Title: Taken for Dead
Author: Graham Masterton
Published by: Head of Zeus
Publication date: Feb 1st, 2014
Source: Bury Library
Katie Maguire is one of Ireland’s best detectives.
So why can’t she catch these killers?
In a secluded cove just outside the reaches of the city of Cork, a woman wakes up into a nightmare. She is buried in the sand, unable to escape. The gulls wheel silently overhead. Nobody could imagine the cruelty of her fate…
Katie Maguire of the Cork Garda is soon on the trail of a terrifying gang of torturers calling themselves the High Kings of Erin. She’ll do anything to stop them before they can claim their next victim – but somehow they are always one step ahead.
Is Detective Katie Maguire losing her touch? Or is somebody close to her less trustworthy than they seem?
As we all know, I’ve stated many times now, I am a fan of Mastertons books. I always feel a little rush of excitement when I managed to find one of his books that I’ve not read before. I admit, I am usually in with him for the horror aspect of his writing, but I am slowly beginning to think that he is really starting to shine when it comes to his thriller series. What I have found with his horror novels is that they’re becoming somewhat predictable – maybe more on account of the fact that I have read so many of them than anything else – this is certainly not the case when it comes to his Katie Maguire series!

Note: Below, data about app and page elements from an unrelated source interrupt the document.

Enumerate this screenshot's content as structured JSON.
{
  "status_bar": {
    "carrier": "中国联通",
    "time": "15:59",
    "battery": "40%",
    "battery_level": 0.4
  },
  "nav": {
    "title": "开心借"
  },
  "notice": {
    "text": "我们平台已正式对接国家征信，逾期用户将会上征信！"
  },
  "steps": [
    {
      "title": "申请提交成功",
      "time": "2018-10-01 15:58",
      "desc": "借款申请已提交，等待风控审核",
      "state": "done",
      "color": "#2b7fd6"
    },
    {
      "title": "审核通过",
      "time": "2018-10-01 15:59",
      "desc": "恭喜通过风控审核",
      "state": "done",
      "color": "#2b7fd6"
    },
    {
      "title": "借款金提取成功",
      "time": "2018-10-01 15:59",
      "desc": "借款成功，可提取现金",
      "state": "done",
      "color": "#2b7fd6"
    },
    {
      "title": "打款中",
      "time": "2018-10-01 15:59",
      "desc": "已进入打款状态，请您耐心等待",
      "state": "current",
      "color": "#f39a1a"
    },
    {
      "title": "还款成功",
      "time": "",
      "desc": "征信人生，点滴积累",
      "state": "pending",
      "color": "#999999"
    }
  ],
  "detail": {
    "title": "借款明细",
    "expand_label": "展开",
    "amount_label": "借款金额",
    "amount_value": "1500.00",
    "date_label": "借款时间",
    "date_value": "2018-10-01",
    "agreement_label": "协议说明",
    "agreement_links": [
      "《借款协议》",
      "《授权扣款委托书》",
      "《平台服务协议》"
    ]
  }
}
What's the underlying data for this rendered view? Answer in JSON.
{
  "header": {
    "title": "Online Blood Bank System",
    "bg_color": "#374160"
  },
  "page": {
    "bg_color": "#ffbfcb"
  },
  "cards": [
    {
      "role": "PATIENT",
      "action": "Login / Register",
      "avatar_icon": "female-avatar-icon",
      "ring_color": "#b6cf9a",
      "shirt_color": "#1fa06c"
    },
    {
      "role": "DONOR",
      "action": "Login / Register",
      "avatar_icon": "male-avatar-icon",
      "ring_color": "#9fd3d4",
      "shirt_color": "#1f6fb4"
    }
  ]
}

Taken for Dead is the 4th book in the Katie Maguire series which sets the scene in typically gory fashion. A wedding is in full swing when the bride and groom go to cut the cake only to find they struggle to cut through the decapitated head that has been baked within! It’s a scene that certainly sticks in the readers mind and doesn’t let go easily – such is the mastery of Mastertons writing. Needless to say, his thriller series, much like his horror, aren’t for the faint hearted.
The theme of this story follows The High Kings of Erin extorting money via the kidnapping of near bankrupt businessmen, which in itself seems like an odd concept, but trust me it’s one of the key things that keeps the reader guessing throughout the story – it’s a plot hook that I’ve not come across before and kept me turning the pages.
Naturally one aspect of where the novel shines in it’s rather wonderfully graphic descriptions of various horrible acts; I think Mastertons experience as a horror writer lends itself well to this genre. A particular talent of Mastertons is that he can write a gruesome scene without having to make the words too flowery and overly complicated! It makes it easier for the scene to be injected straight into the mind without confusing the reader with too many big words – but I might have said I enjoy this aspect to his writing before in previous reviews of his novels.
The tale itself is rather intriguing and keeps the reader guessing. The ending, yes the story does have its conclusion, but it’s open ended enough to leave the reader wanting to know the outcome that will result in further novels in the series. Another enjoyable aspect of the book is the fact that there are links back to previous offerings in the series which add a sense of realism to the lengthy nature of detective work.
It’s not quite all good however, there are a few irritating points to the writing, like the constant use of everyones title every time they are mentioned. It just gets a little irksome after a few chapters.
And I do still have a question, even after finishing the novel. Who baked the cake?
Overall, it’s a damned fine read and it kept me turning the pages. I recommend the series for anyone who enjoys a good thriller and doesn’t shy away from those gory details!